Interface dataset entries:
=== Begin Enclosure ===
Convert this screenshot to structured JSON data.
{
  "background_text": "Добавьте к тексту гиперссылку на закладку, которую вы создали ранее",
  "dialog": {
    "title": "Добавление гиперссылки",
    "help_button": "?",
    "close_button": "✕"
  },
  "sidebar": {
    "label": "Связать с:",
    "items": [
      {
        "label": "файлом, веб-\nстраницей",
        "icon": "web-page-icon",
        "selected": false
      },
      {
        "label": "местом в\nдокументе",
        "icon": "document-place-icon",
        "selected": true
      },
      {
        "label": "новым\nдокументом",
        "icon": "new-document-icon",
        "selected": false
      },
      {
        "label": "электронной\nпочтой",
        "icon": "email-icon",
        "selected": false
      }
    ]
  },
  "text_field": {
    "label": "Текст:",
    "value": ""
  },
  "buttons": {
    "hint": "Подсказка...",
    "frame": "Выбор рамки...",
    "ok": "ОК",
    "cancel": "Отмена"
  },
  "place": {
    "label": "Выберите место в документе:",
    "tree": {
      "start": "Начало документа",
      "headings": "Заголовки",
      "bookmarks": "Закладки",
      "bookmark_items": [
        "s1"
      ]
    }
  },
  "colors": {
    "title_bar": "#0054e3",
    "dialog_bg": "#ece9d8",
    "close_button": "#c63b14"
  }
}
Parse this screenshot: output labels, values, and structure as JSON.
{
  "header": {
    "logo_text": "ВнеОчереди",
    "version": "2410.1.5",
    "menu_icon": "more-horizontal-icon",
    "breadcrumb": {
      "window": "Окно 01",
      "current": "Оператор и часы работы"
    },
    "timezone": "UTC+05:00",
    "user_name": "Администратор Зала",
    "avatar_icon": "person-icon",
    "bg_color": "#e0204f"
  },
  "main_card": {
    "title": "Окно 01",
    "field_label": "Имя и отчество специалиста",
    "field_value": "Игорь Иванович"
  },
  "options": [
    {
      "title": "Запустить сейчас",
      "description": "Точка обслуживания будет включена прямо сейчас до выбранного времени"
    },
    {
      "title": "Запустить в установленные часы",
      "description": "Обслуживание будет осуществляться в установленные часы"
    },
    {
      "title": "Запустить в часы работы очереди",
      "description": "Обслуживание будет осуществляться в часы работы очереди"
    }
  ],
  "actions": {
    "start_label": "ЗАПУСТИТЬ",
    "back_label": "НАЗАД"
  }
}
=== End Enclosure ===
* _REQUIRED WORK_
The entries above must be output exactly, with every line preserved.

* _OUTPUT FOR THIS EXERCISE_
Convert this screenshot to structured JSON data.
{
  "background_text": "Добавьте к тексту гиперссылку на закладку, которую вы создали ранее",
  "dialog": {
    "title": "Добавление гиперссылки",
    "help_button": "?",
    "close_button": "✕"
  },
  "sidebar": {
    "label": "Связать с:",
    "items": [
      {
        "label": "файлом, веб-\nстраницей",
        "icon": "web-page-icon",
        "selected": false
      },
      {
        "label": "местом в\nдокументе",
        "icon": "document-place-icon",
        "selected": true
      },
      {
        "label": "новым\nдокументом",
        "icon": "new-document-icon",
        "selected": false
      },
      {
        "label": "электронной\nпочтой",
        "icon": "email-icon",
        "selected": false
      }
    ]
  },
  "text_field": {
    "label": "Текст:",
    "value": ""
  },
  "buttons": {
    "hint": "Подсказка...",
    "frame": "Выбор рамки...",
    "ok": "ОК",
    "cancel": "Отмена"
  },
  "place": {
    "label": "Выберите место в документе:",
    "tree": {
      "start": "Начало документа",
      "headings": "Заголовки",
      "bookmarks": "Закладки",
      "bookmark_items": [
        "s1"
      ]
    }
  },
  "colors": {
    "title_bar": "#0054e3",
    "dialog_bg": "#ece9d8",
    "close_button": "#c63b14"
  }
}
Parse this screenshot: output labels, values, and structure as JSON.
{
  "header": {
    "logo_text": "ВнеОчереди",
    "version": "2410.1.5",
    "menu_icon": "more-horizontal-icon",
    "breadcrumb": {
      "window": "Окно 01",
      "current": "Оператор и часы работы"
    },
    "timezone": "UTC+05:00",
    "user_name": "Администратор Зала",
    "avatar_icon": "person-icon",
    "bg_color": "#e0204f"
  },
  "main_card": {
    "title": "Окно 01",
    "field_label": "Имя и отчество специалиста",
    "field_value": "Игорь Иванович"
  },
  "options": [
    {
      "title": "Запустить сейчас",
      "description": "Точка обслуживания будет включена прямо сейчас до выбранного времени"
    },
    {
      "title": "Запустить в установленные часы",
      "description": "Обслуживание будет осуществляться в установленные часы"
    },
    {
      "title": "Запустить в часы работы очереди",
      "description": "Обслуживание будет осуществляться в часы работы очереди"
    }
  ],
  "actions": {
    "start_label": "ЗАПУСТИТЬ",
    "back_label": "НАЗАД"
  }
}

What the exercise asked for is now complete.